It can be helpful to start holding a moment of silence before each meal where you practice deep breathing. You can even put your hands on your tummy if that helps you engage in diaphragmatic breathing. If you wish, say a few words to yourself and offer some kind of blessing to the food you are about to eat; send positive energy its way and remind yourself that you are grateful to have a meal in front of you. Be joyful that your life is abundant and tell yourself that the food in front of you is going to be delicious and satisfying. This will put your mind, body and spirit in a optimal mood for receiving sustenance.
Of course social context impacts how much you are able to focus on your food. Sitting down with friends and family to enjoy a meal is different than eating pizza with a bunch of friends during Superbowl Sunday. If food is just an afterthought in a social situation, your body is unlikely to focus on the food. Breaking bread with people you don’t like is also problematic. If your environment (and yes friends and family are part of it) is making you feel anxious, angry, depressed or bored these emotions can easily pollute your eating experience. When you are eating in social situations make sure you are not actively feeding any feelings of animosity towards your fellow food companions.
In Ayurveda, it is taught that emotions directly affect our digestion and assimilation of nutrients. That is, you could be eating a super healthy breakfast of granola and yogurt, but if you happen to be upset about something that happened last night your stomach will tense up and you will likely have poor digestion. On the other hand you could be eating pancakes with whip cream, but if you are happy and focused on your food the whole time, your body will get more nutrients from the pancakes then from the granola and yogurt. So even when you know you are about to eat something unhealthy, once you have decided to do so it is not wise to beat yourself up and invite shame to the dinner table, instead try to be fully present with the meal and notice how it makes you feel afterwards without judgment.
Ambiance is equally important. Avoid white noise like a TV in the other room. If you are going to play music pick some that is soothing and doesn’t make you want to get up and dance (on a subliminal level your body might be trying to head band instead of digest). Just taking a minute to actually think about how you could make your environment more relaxing before you eat will send messages to your body that it should prepare itself for ingesting nutrients. According to Ayurveda, these are all important factors in determining the digestibility of a meal.
It can feel like a stretch for us to step outside of our busy lives and just relax during mealtime. For some it is even harder to do so when eating alone. We feel like we should be doing something else, because eating is not revered enough in our culture to warrant our full attention.
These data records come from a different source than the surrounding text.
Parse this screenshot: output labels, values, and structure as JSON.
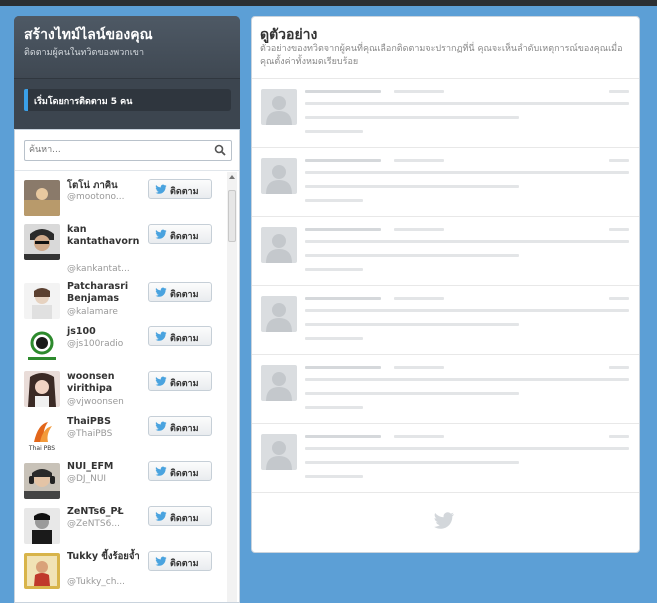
{
  "left_header": {
    "title": "สร้างไทม์ไลน์ของคุณ",
    "subtitle": "ติดตามผู้คนในทวิตของพวกเขา",
    "progress_label": "เริ่มโดยการติดตาม 5 คน"
  },
  "search": {
    "placeholder": "ค้นหา..."
  },
  "follow_label": "ติดตาม",
  "users": [
    {
      "name": "โตโน่ ภาคิน",
      "handle": "@mootono..."
    },
    {
      "name": "kan kantathavorn",
      "handle": "@kankantat..."
    },
    {
      "name": "Patcharasri Benjamas",
      "handle": "@kalamare"
    },
    {
      "name": "js100",
      "handle": "@js100radio"
    },
    {
      "name": "woonsen virithipa",
      "handle": "@vjwoonsen"
    },
    {
      "name": "ThaiPBS",
      "handle": "@ThaiPBS"
    },
    {
      "name": "NUI_EFM",
      "handle": "@DJ_NUI"
    },
    {
      "name": "ZeNTs6_PŁ",
      "handle": "@ZeNTS6..."
    },
    {
      "name": "Tukky ขี้งร้อยจ้ำ",
      "handle": "@Tukky_ch..."
    }
  ],
  "preview": {
    "title": "ดูตัวอย่าง",
    "description": "ตัวอย่างของทวิตจากผู้คนที่คุณเลือกติดตามจะปรากฏที่นี่ คุณจะเห็นลำดับเหตุการณ์ของคุณเมื่อคุณตั้งค่าทั้งหมดเรียบร้อย"
  },
  "colors": {
    "background": "#5c9fd6",
    "accent": "#3aa0e8",
    "twitter_blue": "#4aa3df"
  }
}
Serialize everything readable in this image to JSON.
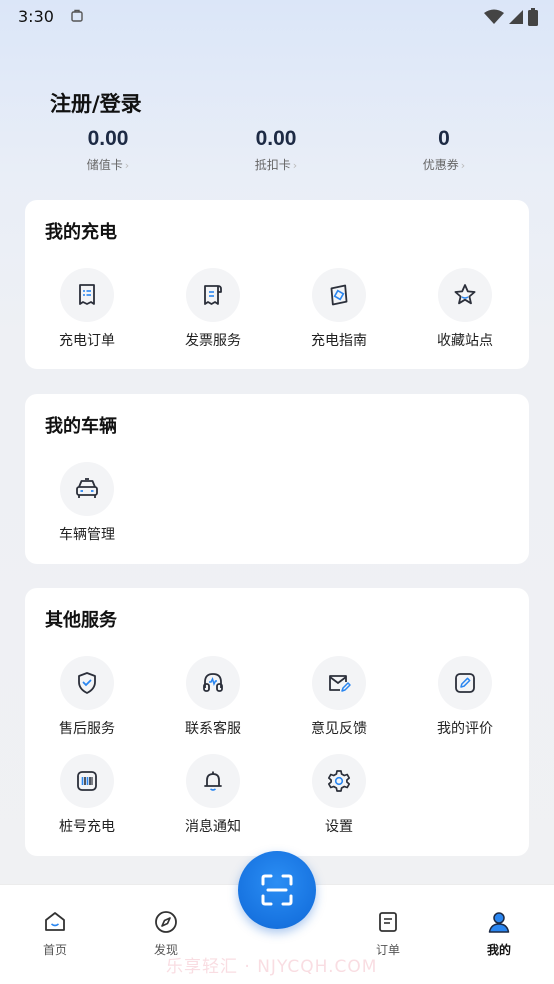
{
  "status_bar": {
    "time": "3:30"
  },
  "header": {
    "login_label": "注册/登录"
  },
  "stats": [
    {
      "value": "0.00",
      "label": "储值卡"
    },
    {
      "value": "0.00",
      "label": "抵扣卡"
    },
    {
      "value": "0",
      "label": "优惠券"
    }
  ],
  "my_charging": {
    "title": "我的充电",
    "items": [
      {
        "label": "充电订单",
        "icon": "receipt-icon"
      },
      {
        "label": "发票服务",
        "icon": "invoice-icon"
      },
      {
        "label": "充电指南",
        "icon": "compass-icon"
      },
      {
        "label": "收藏站点",
        "icon": "star-icon"
      }
    ]
  },
  "my_vehicle": {
    "title": "我的车辆",
    "items": [
      {
        "label": "车辆管理",
        "icon": "car-icon"
      }
    ]
  },
  "other_services": {
    "title": "其他服务",
    "items": [
      {
        "label": "售后服务",
        "icon": "shield-check-icon"
      },
      {
        "label": "联系客服",
        "icon": "headset-icon"
      },
      {
        "label": "意见反馈",
        "icon": "mail-edit-icon"
      },
      {
        "label": "我的评价",
        "icon": "edit-icon"
      },
      {
        "label": "桩号充电",
        "icon": "barcode-icon"
      },
      {
        "label": "消息通知",
        "icon": "bell-icon"
      },
      {
        "label": "设置",
        "icon": "gear-icon"
      }
    ]
  },
  "bottom_nav": {
    "items": [
      {
        "label": "首页",
        "icon": "home-icon"
      },
      {
        "label": "发现",
        "icon": "discover-icon"
      },
      {
        "label": "订单",
        "icon": "order-icon"
      },
      {
        "label": "我的",
        "icon": "profile-icon"
      }
    ],
    "active": "我的",
    "scan_icon": "scan-icon"
  },
  "watermark": "乐享轻汇 · NJYCQH.COM",
  "colors": {
    "accent": "#1773e0",
    "icon_blue": "#2a86f0",
    "icon_dark": "#2b2f3a"
  }
}
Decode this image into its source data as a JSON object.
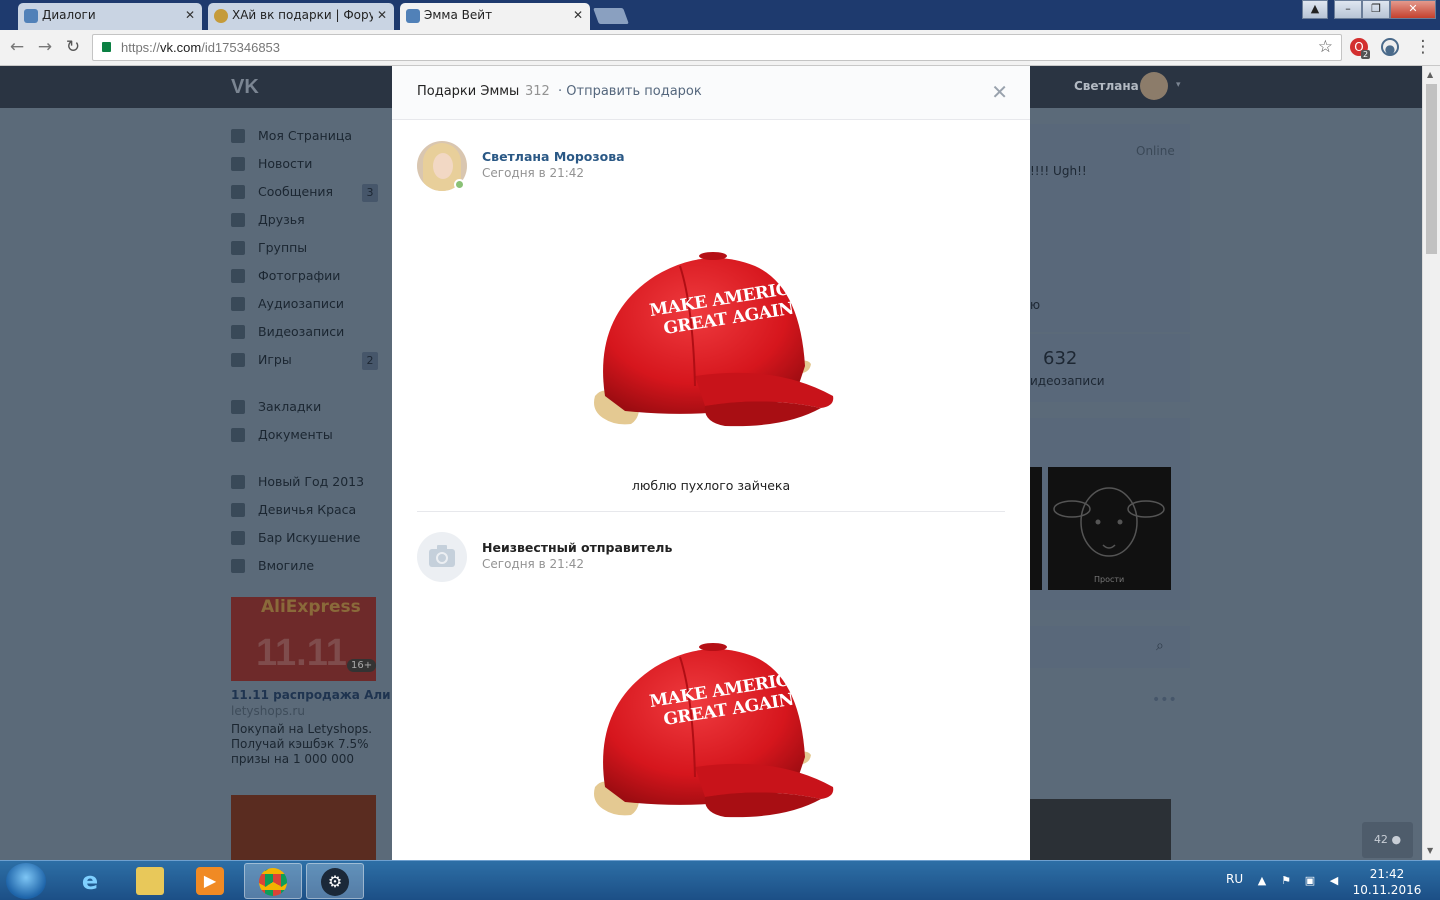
{
  "browser": {
    "tabs": [
      {
        "title": "Диалоги",
        "active": false
      },
      {
        "title": "ХАй вк подарки | Форум",
        "active": false
      },
      {
        "title": "Эмма Вейт",
        "active": true
      }
    ],
    "url_prefix": "https://",
    "url_host": "vk.com",
    "url_path": "/id175346853",
    "extension_badge": "2"
  },
  "vk": {
    "header_user": "Светлана",
    "sidebar": [
      {
        "label": "Моя Страница",
        "icon": "home-icon"
      },
      {
        "label": "Новости",
        "icon": "news-icon"
      },
      {
        "label": "Сообщения",
        "icon": "messages-icon",
        "badge": "3"
      },
      {
        "label": "Друзья",
        "icon": "friends-icon"
      },
      {
        "label": "Группы",
        "icon": "groups-icon"
      },
      {
        "label": "Фотографии",
        "icon": "camera-icon"
      },
      {
        "label": "Аудиозаписи",
        "icon": "music-icon"
      },
      {
        "label": "Видеозаписи",
        "icon": "video-icon"
      },
      {
        "label": "Игры",
        "icon": "gamepad-icon",
        "badge": "2"
      },
      {
        "label": "Закладки",
        "icon": "star-icon"
      },
      {
        "label": "Документы",
        "icon": "document-icon"
      },
      {
        "label": "Новый Год 2013",
        "icon": "app-grid-icon"
      },
      {
        "label": "Девичья Краса",
        "icon": "anchor-icon"
      },
      {
        "label": "Бар Искушение",
        "icon": "app-grid-icon"
      },
      {
        "label": "Вмогиле",
        "icon": "anchor-icon"
      }
    ],
    "ad": {
      "brand": "AliExpress",
      "banner_number": "11.11",
      "age": "16+",
      "title": "11.11 распродажа Али",
      "domain": "letyshops.ru",
      "text": "Покупай на Letyshops. Получай кэшбэк 7.5% призы на 1 000 000"
    },
    "profile": {
      "online": "Online",
      "status_fragment": "!!!! Ugh!!",
      "partial_text": "ю",
      "videos_count": "632",
      "videos_label": "идеозаписи",
      "photo_caption": "Прости"
    },
    "page_counter": "42"
  },
  "modal": {
    "title": "Подарки Эммы",
    "count": "312",
    "send_gift": "· Отправить подарок",
    "gifts": [
      {
        "sender": "Светлана Морозова",
        "time": "Сегодня в 21:42",
        "caption": "люблю пухлого зайчека",
        "hat_text_1": "MAKE AMERICA",
        "hat_text_2": "GREAT AGAIN"
      },
      {
        "sender": "Неизвестный отправитель",
        "time": "Сегодня в 21:42",
        "hat_text_1": "MAKE AMERICA",
        "hat_text_2": "GREAT AGAIN"
      }
    ]
  },
  "taskbar": {
    "lang": "RU",
    "time": "21:42",
    "date": "10.11.2016"
  },
  "colors": {
    "vk_link": "#2a5885",
    "cap_red": "#d6161d",
    "online_green": "#8ac176"
  }
}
You can practice enhancing your awareness during mealtime whether you are alone or with others. The main thing is that you try to keep your body and mind focused on its main task: eating. Remind yourself that food is the sustenance of life, and it deserves your full attention.